=== WHAT THIS TASK INVOLVES ===
Exclude any images and output the remaining records exactly.

=== PROVIDED RECORDS ===

────

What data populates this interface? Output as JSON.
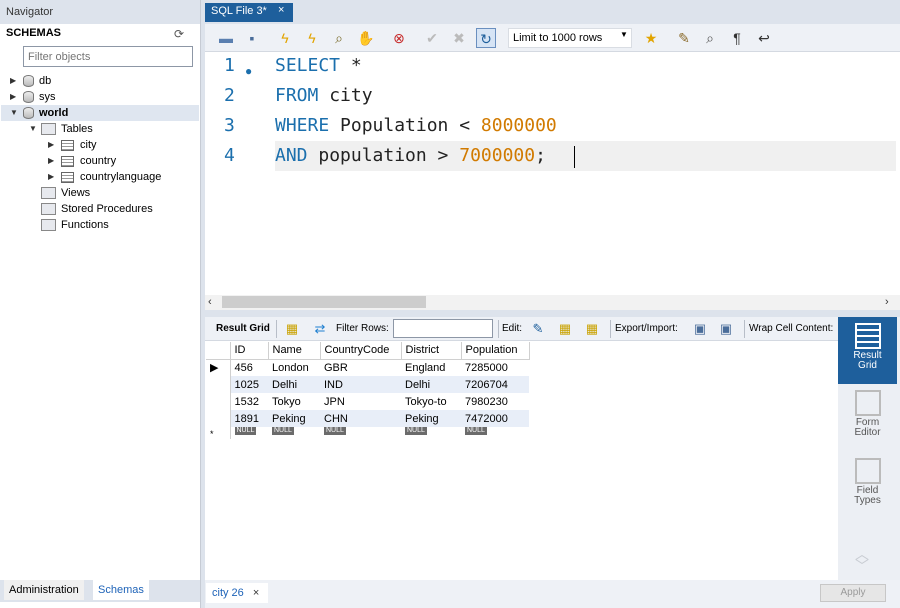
{
  "navigator": {
    "title": "Navigator",
    "schemas_header": "SCHEMAS",
    "filter_placeholder": "Filter objects",
    "schemas": [
      {
        "name": "db"
      },
      {
        "name": "sys"
      },
      {
        "name": "world"
      }
    ],
    "world_children": {
      "tables_label": "Tables",
      "tables": [
        "city",
        "country",
        "countrylanguage"
      ],
      "views_label": "Views",
      "procedures_label": "Stored Procedures",
      "functions_label": "Functions"
    },
    "bottom_tabs": {
      "administration": "Administration",
      "schemas": "Schemas"
    }
  },
  "editor_tab": {
    "label": "SQL File 3*",
    "close": "×"
  },
  "toolbar": {
    "limit_label": "Limit to 1000 rows",
    "icons": [
      "open-folder-icon",
      "save-icon",
      "execute-icon",
      "execute-current-icon",
      "explain-icon",
      "stop-icon",
      "toggle-error-icon",
      "commit-icon",
      "rollback-icon",
      "autocommit-icon",
      "bookmark-icon",
      "beautify-icon",
      "find-icon",
      "invisible-chars-icon",
      "wrap-icon"
    ]
  },
  "sql": {
    "line_numbers": [
      "1",
      "2",
      "3",
      "4"
    ],
    "lines": [
      {
        "kw": "SELECT",
        "rest": " *",
        "num": ""
      },
      {
        "kw": "FROM",
        "rest": " city",
        "num": ""
      },
      {
        "kw": "WHERE",
        "rest": " Population < ",
        "num": "8000000"
      },
      {
        "kw": "AND",
        "rest": " population > ",
        "num": "7000000",
        "tail": ";"
      }
    ]
  },
  "result_toolbar": {
    "result_grid": "Result Grid",
    "filter_rows": "Filter Rows:",
    "edit": "Edit:",
    "export_import": "Export/Import:",
    "wrap": "Wrap Cell Content:"
  },
  "result_table": {
    "columns": [
      "ID",
      "Name",
      "CountryCode",
      "District",
      "Population"
    ],
    "rows": [
      [
        "456",
        "London",
        "GBR",
        "England",
        "7285000"
      ],
      [
        "1025",
        "Delhi",
        "IND",
        "Delhi",
        "7206704"
      ],
      [
        "1532",
        "Tokyo",
        "JPN",
        "Tokyo-to",
        "7980230"
      ],
      [
        "1891",
        "Peking",
        "CHN",
        "Peking",
        "7472000"
      ]
    ],
    "null_label": "NULL",
    "new_row_marker": "*"
  },
  "side_panel": {
    "result_grid": "Result Grid",
    "form_editor": "Form Editor",
    "field_types": "Field Types"
  },
  "bottom": {
    "result_tab": "city 26",
    "close": "×",
    "apply": "Apply"
  },
  "colors": {
    "accent": "#1e5f9c",
    "keyword": "#1b6fad",
    "number": "#d17a00"
  }
}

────

=== TASK ANSWER ===
What data populates this interface? Output as JSON.
{
  "navigator": {
    "title": "Navigator",
    "schemas_header": "SCHEMAS",
    "filter_placeholder": "Filter objects",
    "schemas": [
      {
        "name": "db"
      },
      {
        "name": "sys"
      },
      {
        "name": "world"
      }
    ],
    "world_children": {
      "tables_label": "Tables",
      "tables": [
        "city",
        "country",
        "countrylanguage"
      ],
      "views_label": "Views",
      "procedures_label": "Stored Procedures",
      "functions_label": "Functions"
    },
    "bottom_tabs": {
      "administration": "Administration",
      "schemas": "Schemas"
    }
  },
  "editor_tab": {
    "label": "SQL File 3*",
    "close": "×"
  },
  "toolbar": {
    "limit_label": "Limit to 1000 rows",
    "icons": [
      "open-folder-icon",
      "save-icon",
      "execute-icon",
      "execute-current-icon",
      "explain-icon",
      "stop-icon",
      "toggle-error-icon",
      "commit-icon",
      "rollback-icon",
      "autocommit-icon",
      "bookmark-icon",
      "beautify-icon",
      "find-icon",
      "invisible-chars-icon",
      "wrap-icon"
    ]
  },
  "sql": {
    "line_numbers": [
      "1",
      "2",
      "3",
      "4"
    ],
    "lines": [
      {
        "kw": "SELECT",
        "rest": " *",
        "num": ""
      },
      {
        "kw": "FROM",
        "rest": " city",
        "num": ""
      },
      {
        "kw": "WHERE",
        "rest": " Population < ",
        "num": "8000000"
      },
      {
        "kw": "AND",
        "rest": " population > ",
        "num": "7000000",
        "tail": ";"
      }
    ]
  },
  "result_toolbar": {
    "result_grid": "Result Grid",
    "filter_rows": "Filter Rows:",
    "edit": "Edit:",
    "export_import": "Export/Import:",
    "wrap": "Wrap Cell Content:"
  },
  "result_table": {
    "columns": [
      "ID",
      "Name",
      "CountryCode",
      "District",
      "Population"
    ],
    "rows": [
      [
        "456",
        "London",
        "GBR",
        "England",
        "7285000"
      ],
      [
        "1025",
        "Delhi",
        "IND",
        "Delhi",
        "7206704"
      ],
      [
        "1532",
        "Tokyo",
        "JPN",
        "Tokyo-to",
        "7980230"
      ],
      [
        "1891",
        "Peking",
        "CHN",
        "Peking",
        "7472000"
      ]
    ],
    "null_label": "NULL",
    "new_row_marker": "*"
  },
  "side_panel": {
    "result_grid": "Result Grid",
    "form_editor": "Form Editor",
    "field_types": "Field Types"
  },
  "bottom": {
    "result_tab": "city 26",
    "close": "×",
    "apply": "Apply"
  },
  "colors": {
    "accent": "#1e5f9c",
    "keyword": "#1b6fad",
    "number": "#d17a00"
  }
}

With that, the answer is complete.